:: What the task asks ::
Would you copy every record exactly as it stands and drop the pictures?

:::

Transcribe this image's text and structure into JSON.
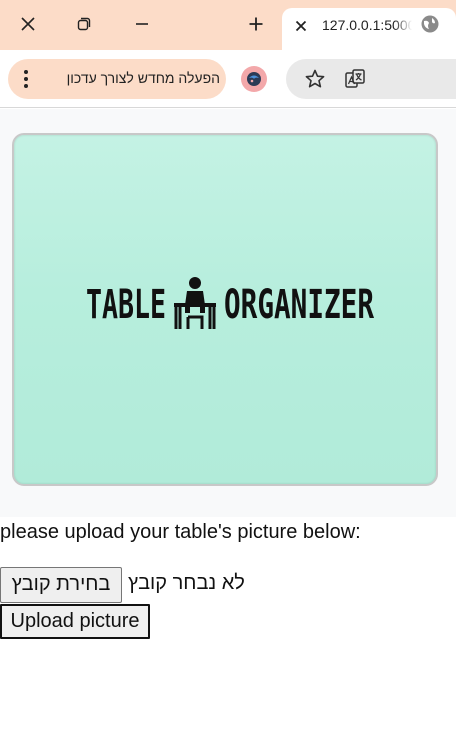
{
  "browser": {
    "tab": {
      "title": "127.0.0.1:5000"
    },
    "update_button": {
      "label": "הפעלה מחדש לצורך עדכון"
    }
  },
  "page": {
    "logo": {
      "text_left": "TABLE",
      "text_right": "ORGANIZER",
      "background": "#b7eedd"
    },
    "upload_prompt": "please upload your table's picture below:",
    "file_input": {
      "button_label": "בחירת קובץ",
      "status": "לא נבחר קובץ"
    },
    "submit_label": "Upload picture"
  },
  "colors": {
    "chrome_accent": "#fcdcc8",
    "avatar": "#f3a8aa"
  }
}
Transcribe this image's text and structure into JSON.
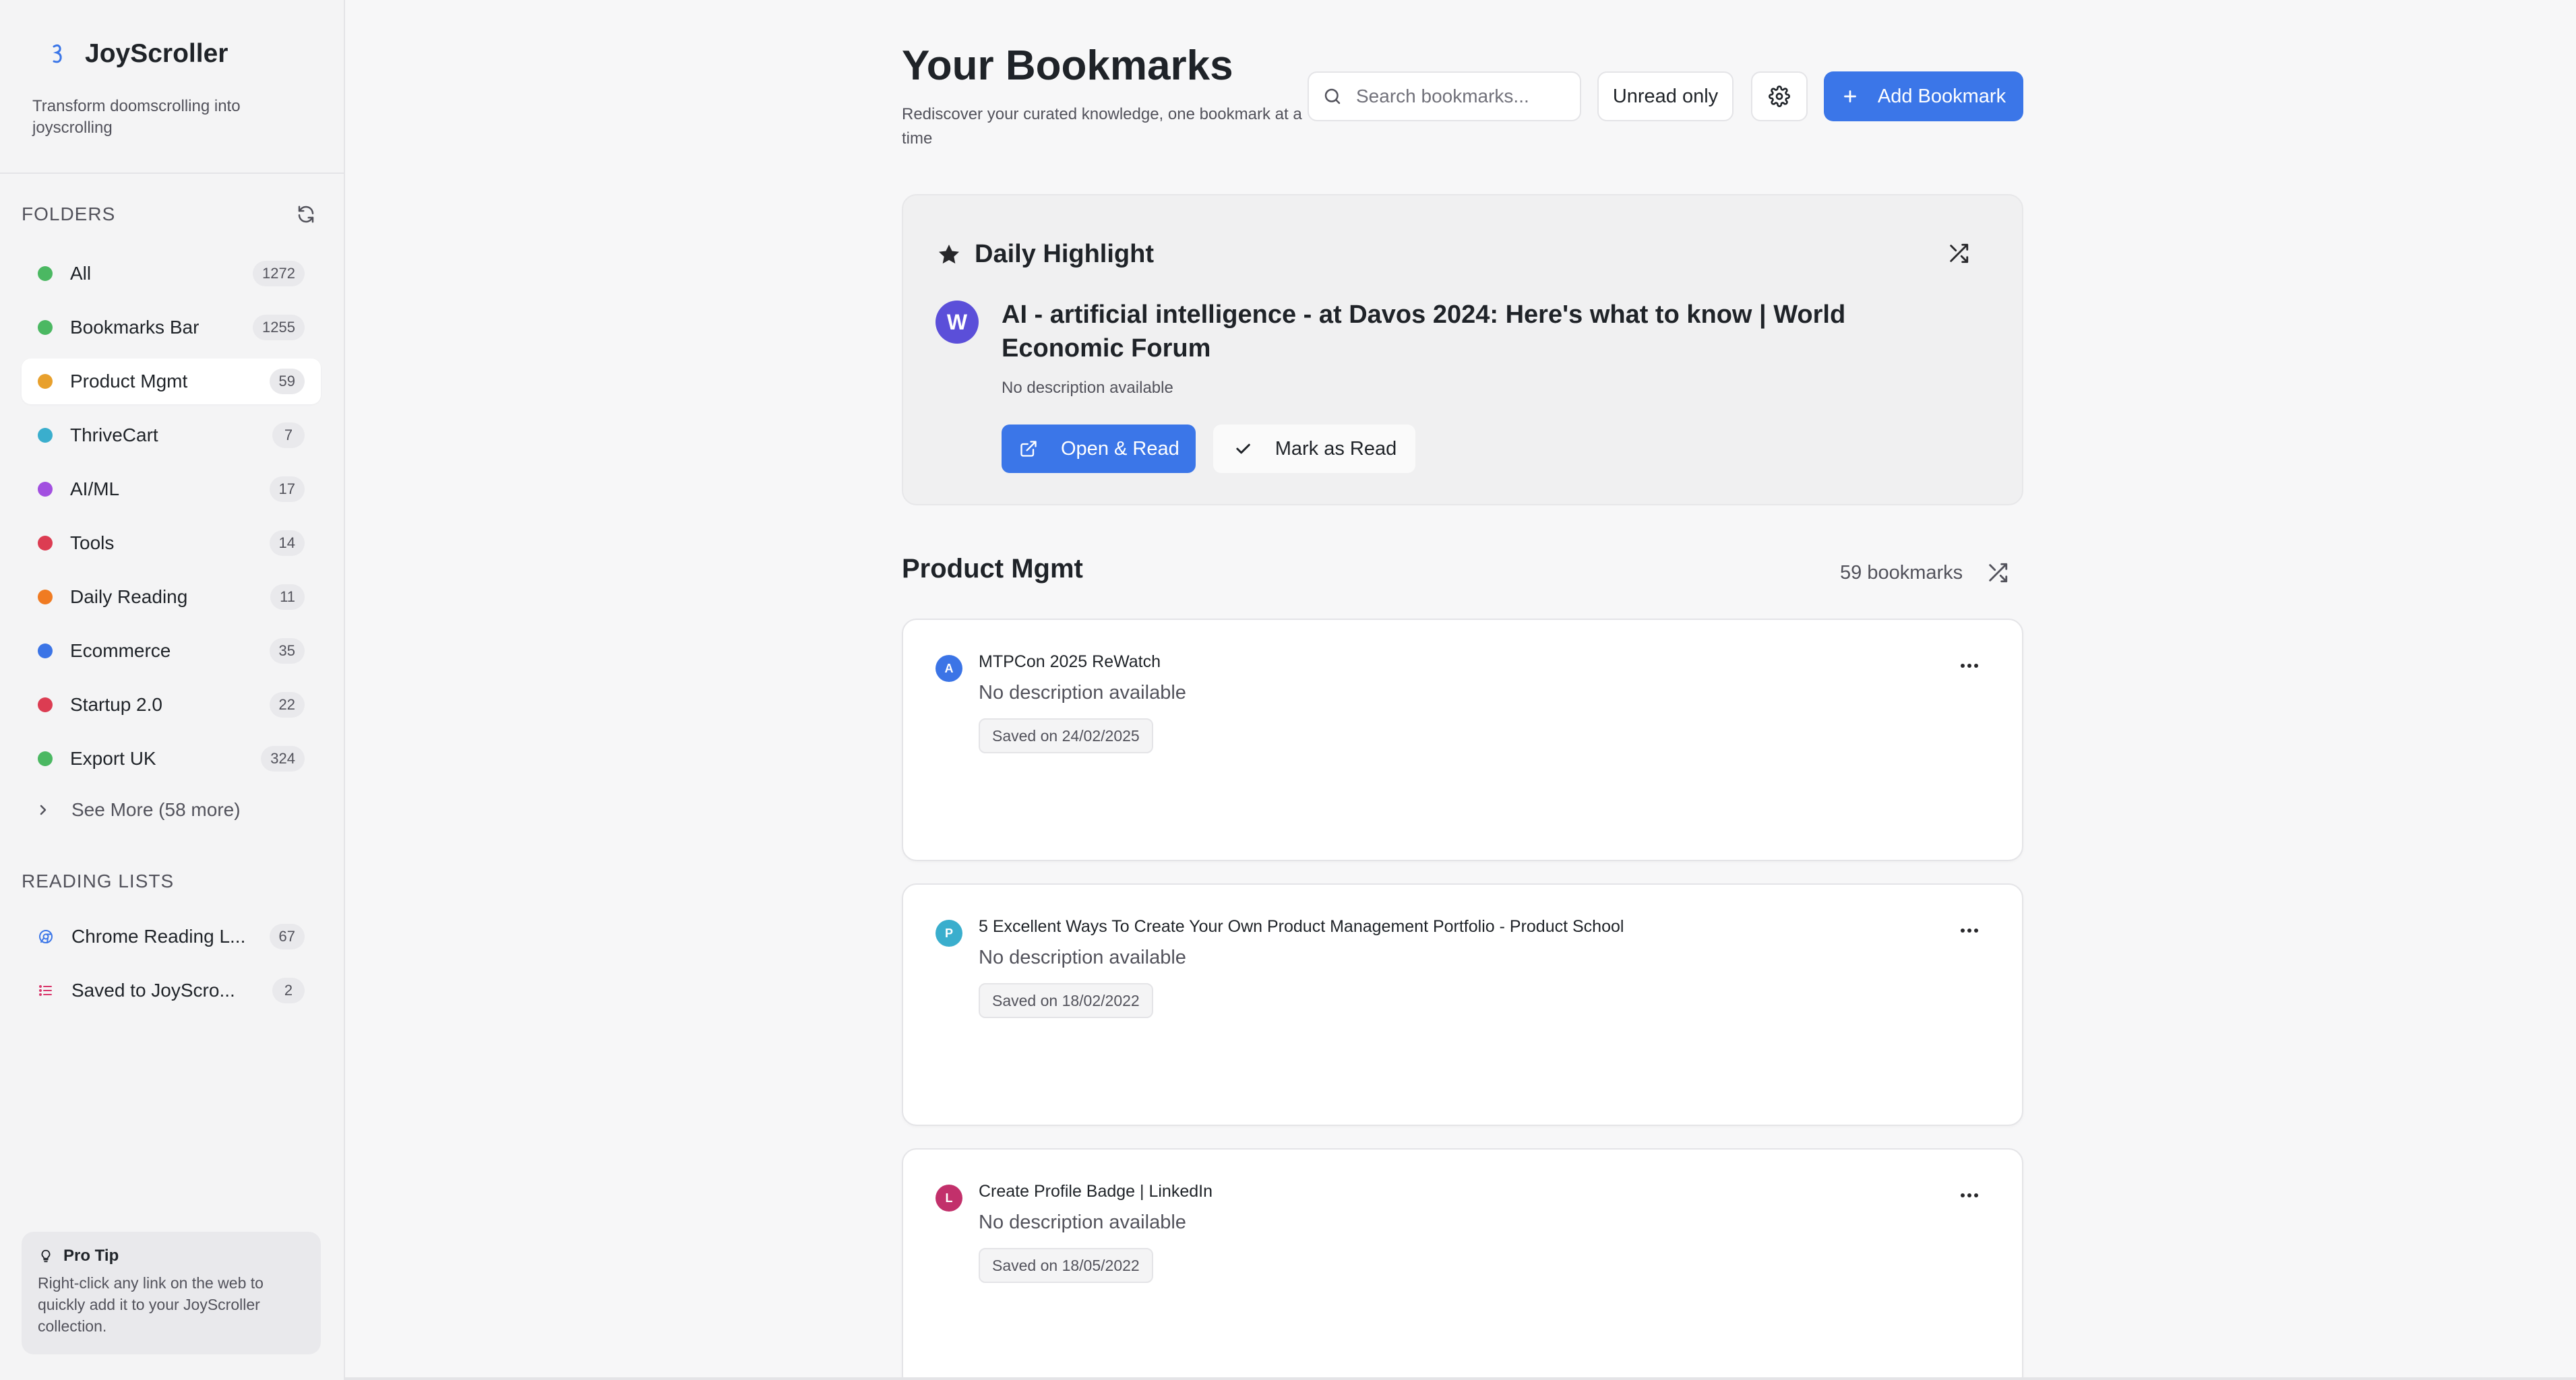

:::

:: Output of the exercise ::
Transcribe this image's text and structure into JSON.
{
  "browser": {
    "tab": {
      "title": "127.0.0.1:5000"
    },
    "update_button": {
      "label": "הפעלה מחדש לצורך עדכון"
    }
  },
  "page": {
    "logo": {
      "text_left": "TABLE",
      "text_right": "ORGANIZER",
      "background": "#b7eedd"
    },
    "upload_prompt": "please upload your table's picture below:",
    "file_input": {
      "button_label": "בחירת קובץ",
      "status": "לא נבחר קובץ"
    },
    "submit_label": "Upload picture"
  },
  "colors": {
    "chrome_accent": "#fcdcc8",
    "avatar": "#f3a8aa"
  }
}
Transcribe this image's text and structure into JSON.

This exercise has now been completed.